A neuroma is a thickening of nerve tissue that may develop in various parts of the body. The most common neuroma in the foot is a Morton’s Neuroma, which occurs at the base of the 3rd & 4th toes. It is sometimes referred to as an intermetatarsal neuroma. “Intermetatarsal” describes its location- in the ball of the foot between the metatarsal bones (the bones extending from the toes to the midfoot). Neuromas may also occur in other locations in the foot.
The thickening, or enlargement, of the nerve that defines a neuroma is the results of compression and irritation of the nerve. This compression creates swelling of the nerve, eventually leading to permanent nerve damage.
Symptoms of a Morton’s Neuroma
If you have a Morton’s Neuroma, you will probably have one or more of these symptoms where the nerve damage is occurring:
- These symptoms begin gradually. At first they occur only occasionally, when wearing narrow-toed shoes or performing certain aggravating activities.
- The symptoms may go away temporarily by massaging the foot or by avoiding aggravating shoes or activities.
- Over time the symptoms progressively worsen and may persist for several days or weeks.
- The symptoms become more intense as the neuroma enlarges and the temporary changes in the nerve become permanent.
What Causes a Neuroma?

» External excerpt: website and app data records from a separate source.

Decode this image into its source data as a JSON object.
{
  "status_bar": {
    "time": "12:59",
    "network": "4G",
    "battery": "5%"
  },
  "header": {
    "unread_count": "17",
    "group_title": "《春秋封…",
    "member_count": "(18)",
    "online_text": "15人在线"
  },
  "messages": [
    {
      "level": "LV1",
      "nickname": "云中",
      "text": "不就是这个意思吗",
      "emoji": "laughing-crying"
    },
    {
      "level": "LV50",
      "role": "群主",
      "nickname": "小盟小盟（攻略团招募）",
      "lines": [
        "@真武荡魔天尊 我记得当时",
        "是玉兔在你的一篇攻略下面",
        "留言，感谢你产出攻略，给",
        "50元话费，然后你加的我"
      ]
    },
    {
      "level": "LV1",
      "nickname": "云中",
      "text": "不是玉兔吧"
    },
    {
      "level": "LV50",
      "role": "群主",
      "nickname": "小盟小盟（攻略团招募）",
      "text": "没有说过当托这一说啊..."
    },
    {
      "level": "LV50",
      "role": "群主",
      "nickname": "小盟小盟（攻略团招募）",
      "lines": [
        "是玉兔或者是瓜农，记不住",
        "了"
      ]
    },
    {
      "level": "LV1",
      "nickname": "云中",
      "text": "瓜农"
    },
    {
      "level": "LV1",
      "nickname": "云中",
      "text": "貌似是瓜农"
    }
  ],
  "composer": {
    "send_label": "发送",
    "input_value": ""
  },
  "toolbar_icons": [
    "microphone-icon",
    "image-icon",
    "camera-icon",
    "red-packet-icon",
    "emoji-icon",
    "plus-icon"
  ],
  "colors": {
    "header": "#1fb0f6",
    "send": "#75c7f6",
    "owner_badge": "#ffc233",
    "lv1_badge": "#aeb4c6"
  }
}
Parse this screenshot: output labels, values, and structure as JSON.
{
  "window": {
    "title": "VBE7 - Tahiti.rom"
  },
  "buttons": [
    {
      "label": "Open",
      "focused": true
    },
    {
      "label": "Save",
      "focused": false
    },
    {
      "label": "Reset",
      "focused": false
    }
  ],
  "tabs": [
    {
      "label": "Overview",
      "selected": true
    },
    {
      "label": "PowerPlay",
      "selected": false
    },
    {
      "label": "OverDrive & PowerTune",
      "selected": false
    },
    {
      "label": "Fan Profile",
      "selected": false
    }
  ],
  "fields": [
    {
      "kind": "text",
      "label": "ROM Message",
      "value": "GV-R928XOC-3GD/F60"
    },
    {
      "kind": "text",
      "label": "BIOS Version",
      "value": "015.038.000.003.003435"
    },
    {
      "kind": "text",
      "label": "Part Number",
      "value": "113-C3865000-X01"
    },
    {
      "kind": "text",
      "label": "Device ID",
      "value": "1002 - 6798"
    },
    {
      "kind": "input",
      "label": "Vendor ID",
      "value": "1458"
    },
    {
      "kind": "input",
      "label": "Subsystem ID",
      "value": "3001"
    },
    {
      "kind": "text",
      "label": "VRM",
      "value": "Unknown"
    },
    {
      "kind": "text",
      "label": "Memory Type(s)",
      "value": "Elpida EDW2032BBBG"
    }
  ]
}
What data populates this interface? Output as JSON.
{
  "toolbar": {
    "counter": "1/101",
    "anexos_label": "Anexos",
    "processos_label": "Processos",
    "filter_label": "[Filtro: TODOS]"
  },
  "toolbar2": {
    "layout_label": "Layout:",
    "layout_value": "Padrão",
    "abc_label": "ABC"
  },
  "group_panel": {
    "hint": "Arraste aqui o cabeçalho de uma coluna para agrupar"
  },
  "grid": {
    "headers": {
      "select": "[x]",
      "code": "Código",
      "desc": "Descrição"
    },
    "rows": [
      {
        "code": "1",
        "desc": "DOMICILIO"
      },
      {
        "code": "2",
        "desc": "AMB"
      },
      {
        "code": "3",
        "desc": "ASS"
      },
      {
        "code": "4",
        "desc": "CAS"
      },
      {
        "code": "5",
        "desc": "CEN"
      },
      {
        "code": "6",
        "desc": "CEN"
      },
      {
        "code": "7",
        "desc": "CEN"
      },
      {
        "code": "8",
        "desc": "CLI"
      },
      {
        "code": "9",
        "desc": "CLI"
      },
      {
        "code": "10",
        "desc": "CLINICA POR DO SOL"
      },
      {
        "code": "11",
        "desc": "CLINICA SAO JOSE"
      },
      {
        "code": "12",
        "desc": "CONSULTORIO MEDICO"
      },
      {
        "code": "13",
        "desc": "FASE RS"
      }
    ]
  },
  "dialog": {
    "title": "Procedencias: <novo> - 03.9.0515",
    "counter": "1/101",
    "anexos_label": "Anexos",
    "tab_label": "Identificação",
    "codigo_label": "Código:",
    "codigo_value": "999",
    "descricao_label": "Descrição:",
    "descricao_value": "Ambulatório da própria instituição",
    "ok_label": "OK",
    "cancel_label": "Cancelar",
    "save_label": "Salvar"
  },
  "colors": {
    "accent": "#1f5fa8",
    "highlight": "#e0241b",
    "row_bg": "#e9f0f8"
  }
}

Anything that causes compression or irritation of the nerve can lead to the development of a neuroma. One of the most common offenders is wearing shoes that a tapered toe box, or high-heeled shoes that cause the toes to be forced into the toe box.